Interface dataset entries
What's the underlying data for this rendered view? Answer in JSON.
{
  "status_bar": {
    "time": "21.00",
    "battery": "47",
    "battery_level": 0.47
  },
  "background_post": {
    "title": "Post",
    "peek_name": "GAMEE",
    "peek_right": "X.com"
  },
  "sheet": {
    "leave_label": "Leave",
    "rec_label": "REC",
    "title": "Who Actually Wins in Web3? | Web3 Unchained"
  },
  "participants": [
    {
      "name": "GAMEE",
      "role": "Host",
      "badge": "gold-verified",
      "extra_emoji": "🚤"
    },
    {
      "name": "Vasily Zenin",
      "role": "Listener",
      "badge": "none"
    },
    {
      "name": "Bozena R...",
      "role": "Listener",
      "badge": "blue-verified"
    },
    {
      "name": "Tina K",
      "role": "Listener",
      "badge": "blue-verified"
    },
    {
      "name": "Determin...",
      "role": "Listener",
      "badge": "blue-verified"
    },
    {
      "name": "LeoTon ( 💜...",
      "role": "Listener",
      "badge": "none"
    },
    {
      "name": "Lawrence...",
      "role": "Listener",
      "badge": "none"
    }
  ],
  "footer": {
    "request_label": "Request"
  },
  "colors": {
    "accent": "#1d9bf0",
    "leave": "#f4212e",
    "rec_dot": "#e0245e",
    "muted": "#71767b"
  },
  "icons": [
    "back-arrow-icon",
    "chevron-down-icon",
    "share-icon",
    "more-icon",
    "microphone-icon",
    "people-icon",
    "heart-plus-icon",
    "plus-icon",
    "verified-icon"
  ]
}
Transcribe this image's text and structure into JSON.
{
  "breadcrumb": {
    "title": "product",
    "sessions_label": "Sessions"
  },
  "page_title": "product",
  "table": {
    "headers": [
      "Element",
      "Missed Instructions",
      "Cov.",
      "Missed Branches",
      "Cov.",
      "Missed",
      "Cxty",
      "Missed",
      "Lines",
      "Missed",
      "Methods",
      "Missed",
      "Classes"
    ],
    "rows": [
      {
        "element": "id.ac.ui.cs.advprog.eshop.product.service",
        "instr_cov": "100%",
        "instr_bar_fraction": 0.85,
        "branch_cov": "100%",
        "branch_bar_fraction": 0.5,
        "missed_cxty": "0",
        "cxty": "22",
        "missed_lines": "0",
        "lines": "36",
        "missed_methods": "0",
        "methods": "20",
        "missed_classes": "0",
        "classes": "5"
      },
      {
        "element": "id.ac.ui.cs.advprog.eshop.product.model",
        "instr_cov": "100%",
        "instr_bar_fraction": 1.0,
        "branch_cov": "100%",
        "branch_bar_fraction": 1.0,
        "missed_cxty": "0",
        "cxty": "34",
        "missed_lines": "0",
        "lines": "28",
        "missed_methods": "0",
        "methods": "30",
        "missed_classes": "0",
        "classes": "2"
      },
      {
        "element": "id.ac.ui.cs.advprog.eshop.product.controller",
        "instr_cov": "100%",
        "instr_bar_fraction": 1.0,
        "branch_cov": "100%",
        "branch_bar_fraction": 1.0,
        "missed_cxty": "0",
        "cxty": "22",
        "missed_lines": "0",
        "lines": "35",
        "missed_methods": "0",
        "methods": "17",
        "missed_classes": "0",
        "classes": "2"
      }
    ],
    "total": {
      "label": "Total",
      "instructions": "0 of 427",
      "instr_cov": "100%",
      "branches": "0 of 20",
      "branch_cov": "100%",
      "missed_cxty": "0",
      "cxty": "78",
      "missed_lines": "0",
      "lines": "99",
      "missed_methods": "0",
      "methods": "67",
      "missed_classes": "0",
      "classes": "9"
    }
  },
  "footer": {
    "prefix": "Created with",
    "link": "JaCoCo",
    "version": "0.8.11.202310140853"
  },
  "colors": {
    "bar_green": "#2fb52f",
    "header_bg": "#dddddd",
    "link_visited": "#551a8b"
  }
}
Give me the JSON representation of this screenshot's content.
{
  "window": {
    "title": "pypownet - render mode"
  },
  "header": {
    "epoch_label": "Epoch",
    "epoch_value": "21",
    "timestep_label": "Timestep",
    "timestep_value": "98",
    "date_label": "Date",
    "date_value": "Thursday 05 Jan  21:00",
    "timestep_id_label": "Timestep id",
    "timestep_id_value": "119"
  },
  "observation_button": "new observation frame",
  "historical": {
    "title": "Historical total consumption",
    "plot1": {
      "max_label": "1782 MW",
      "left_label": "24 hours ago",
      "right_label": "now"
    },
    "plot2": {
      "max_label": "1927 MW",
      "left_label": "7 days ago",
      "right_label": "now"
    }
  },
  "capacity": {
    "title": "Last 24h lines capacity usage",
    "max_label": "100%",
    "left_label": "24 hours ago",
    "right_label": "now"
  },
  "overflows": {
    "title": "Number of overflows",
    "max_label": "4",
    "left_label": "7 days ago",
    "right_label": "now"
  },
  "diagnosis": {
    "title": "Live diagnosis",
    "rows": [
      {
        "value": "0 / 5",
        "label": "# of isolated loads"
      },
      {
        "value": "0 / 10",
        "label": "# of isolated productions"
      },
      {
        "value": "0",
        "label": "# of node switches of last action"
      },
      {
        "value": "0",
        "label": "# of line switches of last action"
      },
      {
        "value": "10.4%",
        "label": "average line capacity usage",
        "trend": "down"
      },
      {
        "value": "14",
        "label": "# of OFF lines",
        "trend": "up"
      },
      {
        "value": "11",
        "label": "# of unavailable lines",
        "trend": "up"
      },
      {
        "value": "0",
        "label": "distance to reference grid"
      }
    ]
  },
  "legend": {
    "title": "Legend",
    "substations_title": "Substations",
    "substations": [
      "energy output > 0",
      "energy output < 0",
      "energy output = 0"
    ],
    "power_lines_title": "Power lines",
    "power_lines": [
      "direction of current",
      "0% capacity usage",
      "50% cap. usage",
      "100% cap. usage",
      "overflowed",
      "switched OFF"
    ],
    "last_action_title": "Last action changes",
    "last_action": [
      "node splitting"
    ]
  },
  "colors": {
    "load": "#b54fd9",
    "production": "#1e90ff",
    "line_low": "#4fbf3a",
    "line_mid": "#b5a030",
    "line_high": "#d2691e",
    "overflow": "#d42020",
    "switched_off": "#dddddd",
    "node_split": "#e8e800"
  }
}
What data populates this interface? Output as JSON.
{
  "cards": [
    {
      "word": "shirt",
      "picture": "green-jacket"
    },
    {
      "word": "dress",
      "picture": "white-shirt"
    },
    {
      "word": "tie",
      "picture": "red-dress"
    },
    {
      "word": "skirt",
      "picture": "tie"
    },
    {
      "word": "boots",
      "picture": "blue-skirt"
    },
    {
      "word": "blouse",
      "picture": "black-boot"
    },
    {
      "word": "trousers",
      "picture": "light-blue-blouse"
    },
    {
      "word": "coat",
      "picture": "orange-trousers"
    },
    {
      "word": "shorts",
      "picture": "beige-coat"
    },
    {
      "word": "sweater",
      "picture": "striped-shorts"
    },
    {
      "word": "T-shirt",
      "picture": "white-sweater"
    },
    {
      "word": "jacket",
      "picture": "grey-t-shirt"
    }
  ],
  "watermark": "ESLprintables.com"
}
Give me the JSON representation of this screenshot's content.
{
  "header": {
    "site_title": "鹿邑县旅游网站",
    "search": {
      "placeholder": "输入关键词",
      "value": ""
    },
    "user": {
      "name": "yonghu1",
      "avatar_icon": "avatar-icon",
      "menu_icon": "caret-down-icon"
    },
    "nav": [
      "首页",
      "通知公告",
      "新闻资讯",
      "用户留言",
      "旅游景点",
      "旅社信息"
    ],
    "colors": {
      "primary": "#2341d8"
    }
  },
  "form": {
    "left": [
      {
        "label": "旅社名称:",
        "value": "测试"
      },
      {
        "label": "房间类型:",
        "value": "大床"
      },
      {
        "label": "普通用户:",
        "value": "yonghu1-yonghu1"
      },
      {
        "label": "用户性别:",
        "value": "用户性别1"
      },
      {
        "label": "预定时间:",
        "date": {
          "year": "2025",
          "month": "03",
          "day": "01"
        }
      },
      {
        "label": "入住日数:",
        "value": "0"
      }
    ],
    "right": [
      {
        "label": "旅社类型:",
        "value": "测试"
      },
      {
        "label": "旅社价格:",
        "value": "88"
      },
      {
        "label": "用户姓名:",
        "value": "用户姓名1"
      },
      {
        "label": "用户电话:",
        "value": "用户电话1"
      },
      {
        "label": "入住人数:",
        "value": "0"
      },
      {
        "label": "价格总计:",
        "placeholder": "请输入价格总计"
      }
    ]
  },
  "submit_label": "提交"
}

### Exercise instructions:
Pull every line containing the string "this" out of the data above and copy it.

### Completed exercise:
What's the underlying data for this rendered view? Answer in JSON.
Transcribe this image's text and structure into JSON.
Give me the JSON representation of this screenshot's content.
What data populates this interface? Output as JSON.
Give me the JSON representation of this screenshot's content.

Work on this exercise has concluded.